(Records from a data collection)

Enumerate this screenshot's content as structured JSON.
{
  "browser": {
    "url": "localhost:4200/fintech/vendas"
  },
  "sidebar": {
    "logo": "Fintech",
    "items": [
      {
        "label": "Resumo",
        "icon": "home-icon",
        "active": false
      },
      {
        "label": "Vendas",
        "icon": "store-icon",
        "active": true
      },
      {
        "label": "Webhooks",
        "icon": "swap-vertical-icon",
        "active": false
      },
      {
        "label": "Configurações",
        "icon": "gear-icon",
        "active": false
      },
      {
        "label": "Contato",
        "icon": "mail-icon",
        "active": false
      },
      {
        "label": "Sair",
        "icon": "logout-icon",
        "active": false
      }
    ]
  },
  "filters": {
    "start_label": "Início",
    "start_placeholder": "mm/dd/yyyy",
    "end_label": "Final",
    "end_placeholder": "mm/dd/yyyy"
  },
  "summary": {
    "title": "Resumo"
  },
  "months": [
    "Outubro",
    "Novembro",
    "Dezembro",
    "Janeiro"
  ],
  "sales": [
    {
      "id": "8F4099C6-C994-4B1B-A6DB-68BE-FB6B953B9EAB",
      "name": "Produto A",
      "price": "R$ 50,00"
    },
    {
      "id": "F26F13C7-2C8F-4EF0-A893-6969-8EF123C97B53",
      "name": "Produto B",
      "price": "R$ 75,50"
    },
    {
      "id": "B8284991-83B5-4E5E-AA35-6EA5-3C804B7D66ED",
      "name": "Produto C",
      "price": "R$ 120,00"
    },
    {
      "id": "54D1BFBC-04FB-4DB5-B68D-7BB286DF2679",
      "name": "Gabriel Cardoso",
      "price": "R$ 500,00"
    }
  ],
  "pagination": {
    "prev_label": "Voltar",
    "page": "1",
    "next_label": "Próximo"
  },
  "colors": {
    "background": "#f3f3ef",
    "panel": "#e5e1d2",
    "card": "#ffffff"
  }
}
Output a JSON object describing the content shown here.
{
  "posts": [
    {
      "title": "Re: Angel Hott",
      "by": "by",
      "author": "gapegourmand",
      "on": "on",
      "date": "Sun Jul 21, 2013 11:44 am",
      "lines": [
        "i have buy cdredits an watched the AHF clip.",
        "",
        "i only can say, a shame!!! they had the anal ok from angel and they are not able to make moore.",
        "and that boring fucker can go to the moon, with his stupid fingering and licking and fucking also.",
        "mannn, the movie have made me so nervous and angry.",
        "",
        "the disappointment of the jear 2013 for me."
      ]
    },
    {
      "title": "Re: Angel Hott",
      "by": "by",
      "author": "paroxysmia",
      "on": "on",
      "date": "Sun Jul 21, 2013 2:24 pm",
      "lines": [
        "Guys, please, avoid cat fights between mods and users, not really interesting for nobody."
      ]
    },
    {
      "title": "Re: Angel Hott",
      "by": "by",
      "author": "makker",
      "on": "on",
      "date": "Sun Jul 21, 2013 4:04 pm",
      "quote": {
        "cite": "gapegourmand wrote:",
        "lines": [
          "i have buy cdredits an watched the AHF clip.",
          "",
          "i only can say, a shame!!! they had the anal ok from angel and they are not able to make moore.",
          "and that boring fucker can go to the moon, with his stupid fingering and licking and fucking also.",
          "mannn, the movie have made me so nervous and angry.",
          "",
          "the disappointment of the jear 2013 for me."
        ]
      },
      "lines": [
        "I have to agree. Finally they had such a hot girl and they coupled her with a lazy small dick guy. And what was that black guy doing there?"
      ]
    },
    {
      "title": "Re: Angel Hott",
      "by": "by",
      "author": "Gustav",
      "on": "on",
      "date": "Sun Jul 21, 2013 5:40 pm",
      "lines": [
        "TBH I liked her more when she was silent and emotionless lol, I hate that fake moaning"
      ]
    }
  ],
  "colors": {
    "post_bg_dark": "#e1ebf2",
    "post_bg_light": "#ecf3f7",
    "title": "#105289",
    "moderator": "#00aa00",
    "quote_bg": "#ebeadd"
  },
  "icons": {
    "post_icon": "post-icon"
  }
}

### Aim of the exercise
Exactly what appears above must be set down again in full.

### Answer box
Enumerate this screenshot's content as structured JSON.
{
  "browser": {
    "url": "localhost:4200/fintech/vendas"
  },
  "sidebar": {
    "logo": "Fintech",
    "items": [
      {
        "label": "Resumo",
        "icon": "home-icon",
        "active": false
      },
      {
        "label": "Vendas",
        "icon": "store-icon",
        "active": true
      },
      {
        "label": "Webhooks",
        "icon": "swap-vertical-icon",
        "active": false
      },
      {
        "label": "Configurações",
        "icon": "gear-icon",
        "active": false
      },
      {
        "label": "Contato",
        "icon": "mail-icon",
        "active": false
      },
      {
        "label": "Sair",
        "icon": "logout-icon",
        "active": false
      }
    ]
  },
  "filters": {
    "start_label": "Início",
    "start_placeholder": "mm/dd/yyyy",
    "end_label": "Final",
    "end_placeholder": "mm/dd/yyyy"
  },
  "summary": {
    "title": "Resumo"
  },
  "months": [
    "Outubro",
    "Novembro",
    "Dezembro",
    "Janeiro"
  ],
  "sales": [
    {
      "id": "8F4099C6-C994-4B1B-A6DB-68BE-FB6B953B9EAB",
      "name": "Produto A",
      "price": "R$ 50,00"
    },
    {
      "id": "F26F13C7-2C8F-4EF0-A893-6969-8EF123C97B53",
      "name": "Produto B",
      "price": "R$ 75,50"
    },
    {
      "id": "B8284991-83B5-4E5E-AA35-6EA5-3C804B7D66ED",
      "name": "Produto C",
      "price": "R$ 120,00"
    },
    {
      "id": "54D1BFBC-04FB-4DB5-B68D-7BB286DF2679",
      "name": "Gabriel Cardoso",
      "price": "R$ 500,00"
    }
  ],
  "pagination": {
    "prev_label": "Voltar",
    "page": "1",
    "next_label": "Próximo"
  },
  "colors": {
    "background": "#f3f3ef",
    "panel": "#e5e1d2",
    "card": "#ffffff"
  }
}
Output a JSON object describing the content shown here.
{
  "posts": [
    {
      "title": "Re: Angel Hott",
      "by": "by",
      "author": "gapegourmand",
      "on": "on",
      "date": "Sun Jul 21, 2013 11:44 am",
      "lines": [
        "i have buy cdredits an watched the AHF clip.",
        "",
        "i only can say, a shame!!! they had the anal ok from angel and they are not able to make moore.",
        "and that boring fucker can go to the moon, with his stupid fingering and licking and fucking also.",
        "mannn, the movie have made me so nervous and angry.",
        "",
        "the disappointment of the jear 2013 for me."
      ]
    },
    {
      "title": "Re: Angel Hott",
      "by": "by",
      "author": "paroxysmia",
      "on": "on",
      "date": "Sun Jul 21, 2013 2:24 pm",
      "lines": [
        "Guys, please, avoid cat fights between mods and users, not really interesting for nobody."
      ]
    },
    {
      "title": "Re: Angel Hott",
      "by": "by",
      "author": "makker",
      "on": "on",
      "date": "Sun Jul 21, 2013 4:04 pm",
      "quote": {
        "cite": "gapegourmand wrote:",
        "lines": [
          "i have buy cdredits an watched the AHF clip.",
          "",
          "i only can say, a shame!!! they had the anal ok from angel and they are not able to make moore.",
          "and that boring fucker can go to the moon, with his stupid fingering and licking and fucking also.",
          "mannn, the movie have made me so nervous and angry.",
          "",
          "the disappointment of the jear 2013 for me."
        ]
      },
      "lines": [
        "I have to agree. Finally they had such a hot girl and they coupled her with a lazy small dick guy. And what was that black guy doing there?"
      ]
    },
    {
      "title": "Re: Angel Hott",
      "by": "by",
      "author": "Gustav",
      "on": "on",
      "date": "Sun Jul 21, 2013 5:40 pm",
      "lines": [
        "TBH I liked her more when she was silent and emotionless lol, I hate that fake moaning"
      ]
    }
  ],
  "colors": {
    "post_bg_dark": "#e1ebf2",
    "post_bg_light": "#ecf3f7",
    "title": "#105289",
    "moderator": "#00aa00",
    "quote_bg": "#ebeadd"
  },
  "icons": {
    "post_icon": "post-icon"
  }
}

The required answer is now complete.